**Task item:** Your task is to retype every entry exactly, omitting nothing.
Supplied material: Begin
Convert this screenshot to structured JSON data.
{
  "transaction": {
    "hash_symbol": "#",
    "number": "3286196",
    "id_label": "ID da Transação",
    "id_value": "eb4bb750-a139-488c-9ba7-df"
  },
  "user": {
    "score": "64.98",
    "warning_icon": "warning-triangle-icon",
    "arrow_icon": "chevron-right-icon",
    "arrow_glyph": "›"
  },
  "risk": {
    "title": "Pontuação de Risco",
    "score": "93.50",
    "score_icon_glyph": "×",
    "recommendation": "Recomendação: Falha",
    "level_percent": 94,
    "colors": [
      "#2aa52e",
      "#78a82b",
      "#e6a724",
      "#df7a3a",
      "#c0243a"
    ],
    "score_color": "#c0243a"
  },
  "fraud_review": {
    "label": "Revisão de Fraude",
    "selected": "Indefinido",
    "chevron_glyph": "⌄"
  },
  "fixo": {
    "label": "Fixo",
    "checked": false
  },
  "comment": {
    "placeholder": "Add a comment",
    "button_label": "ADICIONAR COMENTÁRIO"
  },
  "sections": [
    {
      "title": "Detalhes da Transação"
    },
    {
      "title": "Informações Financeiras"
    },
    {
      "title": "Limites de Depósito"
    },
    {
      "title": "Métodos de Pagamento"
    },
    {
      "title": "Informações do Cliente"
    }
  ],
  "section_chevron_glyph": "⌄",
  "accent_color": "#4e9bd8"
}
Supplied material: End
**Expected output:**
Convert this screenshot to structured JSON data.
{
  "transaction": {
    "hash_symbol": "#",
    "number": "3286196",
    "id_label": "ID da Transação",
    "id_value": "eb4bb750-a139-488c-9ba7-df"
  },
  "user": {
    "score": "64.98",
    "warning_icon": "warning-triangle-icon",
    "arrow_icon": "chevron-right-icon",
    "arrow_glyph": "›"
  },
  "risk": {
    "title": "Pontuação de Risco",
    "score": "93.50",
    "score_icon_glyph": "×",
    "recommendation": "Recomendação: Falha",
    "level_percent": 94,
    "colors": [
      "#2aa52e",
      "#78a82b",
      "#e6a724",
      "#df7a3a",
      "#c0243a"
    ],
    "score_color": "#c0243a"
  },
  "fraud_review": {
    "label": "Revisão de Fraude",
    "selected": "Indefinido",
    "chevron_glyph": "⌄"
  },
  "fixo": {
    "label": "Fixo",
    "checked": false
  },
  "comment": {
    "placeholder": "Add a comment",
    "button_label": "ADICIONAR COMENTÁRIO"
  },
  "sections": [
    {
      "title": "Detalhes da Transação"
    },
    {
      "title": "Informações Financeiras"
    },
    {
      "title": "Limites de Depósito"
    },
    {
      "title": "Métodos de Pagamento"
    },
    {
      "title": "Informações do Cliente"
    }
  ],
  "section_chevron_glyph": "⌄",
  "accent_color": "#4e9bd8"
}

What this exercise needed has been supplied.